- Banwell Castle
- Rental Phrase
- The castle buildings, remains a family Home B&B available and sometimes used a wedding venue, pre booked dinner parties & Cream Tea's are set in 25 acres (10ha) of grounds .
- Neo-romantic castle,Castle
Architect not known.
Banwell Castle is a Victorian Gothic Revival mansion in Banwell, Somerset, England. It is a Grade II* listed building. The castle buildings, remains a family Home B&B available and sometimes used a wedding venue, pre booked dinner parties & Cream Tea's are set in 25 acres (10ha) of grounds .
The land on which the house is built was owned by the Bishop of Bath and Wells. It was sold to John and Joan Landown in 1753. It was passed down to the Sympson family; John Dyer Sympson, a solicitor from London built the castle as his home. It was completed in 1847 for Joseph Dyer Sympson. Built in the Gothic Revival style made popular by Augustus Pugin.it was expanded and embellished in the 1880s by Sir Elskin Baker, having passed to Sir William Baker, Other owners and tenants have been 1854 to 1874 Henry & Elizabeth Pigou then Sir William & lady France's Baker. In 1883 the Estate was sold to the Shaw Yate's family from Rotherham. In 1905 Kate Behrens of Manchester purchased the property. Mr & Mrs Hope made it their home, she died in 1916 and the Estate was then sold to Richard Calvert who in 1919 had the Bristol Architect Sir George Oatley do remodelling work on the property.

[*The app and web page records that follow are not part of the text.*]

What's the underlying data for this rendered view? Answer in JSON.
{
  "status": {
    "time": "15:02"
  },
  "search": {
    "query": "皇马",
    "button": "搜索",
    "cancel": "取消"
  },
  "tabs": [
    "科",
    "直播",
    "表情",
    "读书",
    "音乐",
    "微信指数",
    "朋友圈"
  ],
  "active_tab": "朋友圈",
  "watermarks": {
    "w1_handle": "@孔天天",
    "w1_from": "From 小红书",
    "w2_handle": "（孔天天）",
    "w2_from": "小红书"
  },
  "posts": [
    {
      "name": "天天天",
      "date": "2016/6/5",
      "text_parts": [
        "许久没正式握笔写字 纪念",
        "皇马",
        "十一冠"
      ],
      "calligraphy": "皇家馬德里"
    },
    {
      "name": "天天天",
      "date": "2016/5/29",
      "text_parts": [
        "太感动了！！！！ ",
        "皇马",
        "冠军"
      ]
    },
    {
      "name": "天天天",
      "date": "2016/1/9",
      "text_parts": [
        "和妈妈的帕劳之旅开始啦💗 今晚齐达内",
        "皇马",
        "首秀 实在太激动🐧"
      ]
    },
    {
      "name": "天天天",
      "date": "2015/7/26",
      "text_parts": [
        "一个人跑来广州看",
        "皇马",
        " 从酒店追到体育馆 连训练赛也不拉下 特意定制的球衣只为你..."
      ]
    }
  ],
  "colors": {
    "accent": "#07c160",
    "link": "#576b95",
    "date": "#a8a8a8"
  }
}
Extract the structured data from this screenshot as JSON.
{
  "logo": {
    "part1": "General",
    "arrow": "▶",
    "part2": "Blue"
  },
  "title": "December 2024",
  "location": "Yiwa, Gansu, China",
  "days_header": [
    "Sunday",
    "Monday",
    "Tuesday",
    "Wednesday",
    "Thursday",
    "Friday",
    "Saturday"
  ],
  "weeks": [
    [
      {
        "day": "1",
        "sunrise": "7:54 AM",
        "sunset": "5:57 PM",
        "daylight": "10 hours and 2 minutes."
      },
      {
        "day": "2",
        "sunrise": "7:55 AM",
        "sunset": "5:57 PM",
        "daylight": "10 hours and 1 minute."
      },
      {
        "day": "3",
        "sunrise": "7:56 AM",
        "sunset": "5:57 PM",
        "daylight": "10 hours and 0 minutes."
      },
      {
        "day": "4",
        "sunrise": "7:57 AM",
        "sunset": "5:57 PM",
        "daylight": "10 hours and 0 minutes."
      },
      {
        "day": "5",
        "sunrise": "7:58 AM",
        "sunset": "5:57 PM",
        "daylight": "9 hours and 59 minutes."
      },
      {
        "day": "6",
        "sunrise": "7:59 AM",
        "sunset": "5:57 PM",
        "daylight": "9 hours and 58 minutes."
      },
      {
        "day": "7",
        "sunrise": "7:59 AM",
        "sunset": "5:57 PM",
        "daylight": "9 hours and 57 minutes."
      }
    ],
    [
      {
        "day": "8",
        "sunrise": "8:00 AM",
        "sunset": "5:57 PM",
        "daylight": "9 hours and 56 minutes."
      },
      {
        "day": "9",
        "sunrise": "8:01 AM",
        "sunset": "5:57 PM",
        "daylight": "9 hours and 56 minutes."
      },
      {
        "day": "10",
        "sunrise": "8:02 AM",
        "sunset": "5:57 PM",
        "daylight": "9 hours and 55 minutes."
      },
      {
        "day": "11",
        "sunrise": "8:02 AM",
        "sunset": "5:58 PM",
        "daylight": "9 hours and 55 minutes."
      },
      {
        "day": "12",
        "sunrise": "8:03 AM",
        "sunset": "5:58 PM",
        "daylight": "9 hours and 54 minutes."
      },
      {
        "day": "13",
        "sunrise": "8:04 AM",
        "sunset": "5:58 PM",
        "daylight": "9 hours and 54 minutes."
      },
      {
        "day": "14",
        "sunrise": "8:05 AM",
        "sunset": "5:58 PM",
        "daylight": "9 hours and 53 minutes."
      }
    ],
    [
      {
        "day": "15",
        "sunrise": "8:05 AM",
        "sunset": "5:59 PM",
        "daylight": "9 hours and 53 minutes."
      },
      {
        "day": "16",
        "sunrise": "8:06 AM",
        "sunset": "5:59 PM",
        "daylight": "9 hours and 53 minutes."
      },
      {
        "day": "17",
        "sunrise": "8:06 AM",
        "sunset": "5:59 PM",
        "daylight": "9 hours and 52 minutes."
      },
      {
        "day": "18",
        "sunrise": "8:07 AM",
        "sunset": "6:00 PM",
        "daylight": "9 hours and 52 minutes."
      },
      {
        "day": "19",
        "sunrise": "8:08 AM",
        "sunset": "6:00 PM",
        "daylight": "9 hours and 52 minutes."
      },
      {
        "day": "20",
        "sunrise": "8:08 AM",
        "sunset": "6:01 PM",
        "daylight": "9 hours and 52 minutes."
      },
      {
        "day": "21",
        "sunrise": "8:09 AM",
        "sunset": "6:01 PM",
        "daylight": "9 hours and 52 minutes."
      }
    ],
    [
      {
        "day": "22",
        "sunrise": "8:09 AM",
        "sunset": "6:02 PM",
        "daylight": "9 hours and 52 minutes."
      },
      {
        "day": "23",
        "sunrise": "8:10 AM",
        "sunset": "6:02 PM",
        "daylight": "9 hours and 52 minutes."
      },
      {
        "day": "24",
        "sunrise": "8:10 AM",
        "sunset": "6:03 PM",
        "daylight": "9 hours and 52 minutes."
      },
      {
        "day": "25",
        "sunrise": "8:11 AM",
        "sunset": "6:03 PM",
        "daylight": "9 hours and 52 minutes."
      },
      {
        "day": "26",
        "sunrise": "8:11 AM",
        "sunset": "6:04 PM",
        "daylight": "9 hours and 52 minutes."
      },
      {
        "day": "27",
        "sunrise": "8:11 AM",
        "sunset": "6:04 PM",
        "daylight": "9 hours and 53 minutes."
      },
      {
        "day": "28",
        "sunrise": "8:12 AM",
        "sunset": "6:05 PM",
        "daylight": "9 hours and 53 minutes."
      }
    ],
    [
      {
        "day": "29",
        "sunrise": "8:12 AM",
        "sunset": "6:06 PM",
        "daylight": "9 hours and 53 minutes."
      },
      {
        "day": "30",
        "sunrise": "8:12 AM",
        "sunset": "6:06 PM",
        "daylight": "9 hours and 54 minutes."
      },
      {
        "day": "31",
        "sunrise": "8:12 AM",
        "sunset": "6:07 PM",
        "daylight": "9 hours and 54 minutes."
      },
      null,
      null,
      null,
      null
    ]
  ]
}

In World War II it was taken over by the Royal Air Force and used as the headquarters for No. 955 Squadron, which was a barrage balloon unit and part of Balloon Command. The gatehouse was used by the local Air Raid Precautions. In 1963 the Estate was sold to Simon and Phillipa Wills (of W.D. & H.O. Wills). Until 1976 the next owners were Charles Skilton, a book and postcard publisher, and Jean Desebrock from South Africa. In 1988 William H & Hugh A Parsons purchased part of the castle and later purchased the whole of the estate. It remains a family home but is used for weddings, pre booked dinner Parties, wakes and as a bed and breakfast.
The house has five windows in the three-storey main block between small circular turrets with other octagonal and hexagonal towers. In front of the house is a terrace with a trefoil pierced parapet with statutes of lions rampant with swords on embattled octagonal gate piers which flank six steps.
The coachhouse has a tall circular turret and contained a granary on the first floor. The gatehouse consists of a Chamfered double arch, with a parapet between circular embattled towers, with cast iron gates with heraldic motifs. The walled kitchen garden, 170 metres (560ft) south east of the house has another 4 metres (13ft) tower. The terrace adjoining the house leads to a decorative dairy. The west garden walls include another tower.